And unfortunately, in my experience, while we say we want kids to be problem solvers and innovative thinkers, we don’t actually let them innovate or give them time to problem solve and make their own answers. So much of what they learn in school is scripted and controlled and creativity is squashed except when we want them to turn it on (I’m just as guilty of this an anyone-the last thing I want when I’m teaching a lesson is for some kid to make a fort at the table and turn his activity sheet into an origami bird).  Maker Spaces can give our students the time to explore, tinker, think, experiment, and gain confidence.

I’d hoped to start a Maker Club in my library this year. I spent the summer collecting ideas for potential projects, I signed up for some different PD offerings about Maker Clubs, I got my principal’s permission to start one and I even talked to my school’s art teacher about running it with me. But then, it kind of stalled out on me. The biggest hurdle I was facing was supplies. I knew I could spend some of my budget money on supplies for the club but I also knew that I would run out of those supplies fast and I just wasn’t sure where to get more supplies in a timely fashion. So, my big goal for this Cool Tool was to reach out to someone and get some tips on supplying my Maker Club.

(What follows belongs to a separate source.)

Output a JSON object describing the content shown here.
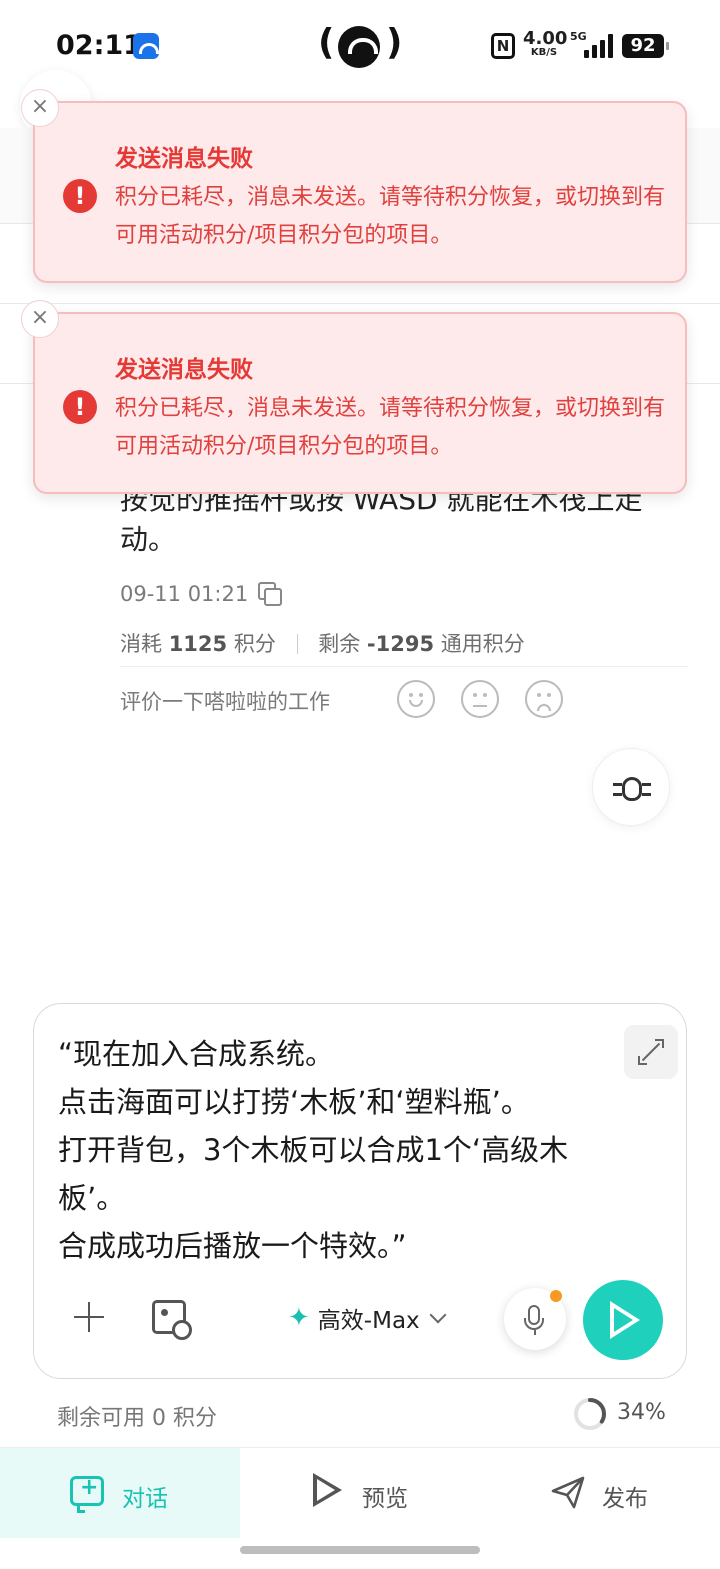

I was super psyched to see that one of the maker club articles Polly posted was from my alma mater, Pioneer Central (middle school). After reading some of her blog entries, including the one about her maker club, I emailed Maria for some tips and suggestions and boy did she deliver! Maria not had tons of useful suggestions, she followed up with an email with links to all the forms and power points she created for her maker club!

Here were some of Maria’s suggestions:

1. If you have a school in your area that has a First Lego League or
robotics club, see if they would be willing to loan supplies (or run a
workshop with your club).
2. Lowe’s Toolbox for Education grants.  The deadline for this cycle has
passed, but you could jump on for the next one.
3. Email the staff in your building for donations.  That is how we obtained
the majority of our craft material.  People always have stuff that they are
looking to get rid of.
4. Join the CSTA – a computer science organization.  It’s free.
Periodically, they send out some grant opportunity stuff.
5. You might want to check out the Finch Robot loan program.  The deadline
has passed, but it would be worth a try to see if they would send you a kit
6. If all else fails, use some of your budget.  I used around $150 of
library money to get some Makey Makeys and squishy circuit kits…stuff
that wasn’t disposable that I knew we would be able to use for years to

So far, I’ve emailed my co-workers to keep the library in mind while doing their spring cleaning this year and I’ve talked to one of my 5th grade teachers about helping me set up something on Donors Choose. He’s used that site to score several iPad minis and cases for his class this year and is pretty excited about helping someone else get something going.

Fingers crossed that this time next year, I’ll be using this Cool Tool space to tell everyone about what we’ve done at my school and what I’ve learned about running a Maker Club!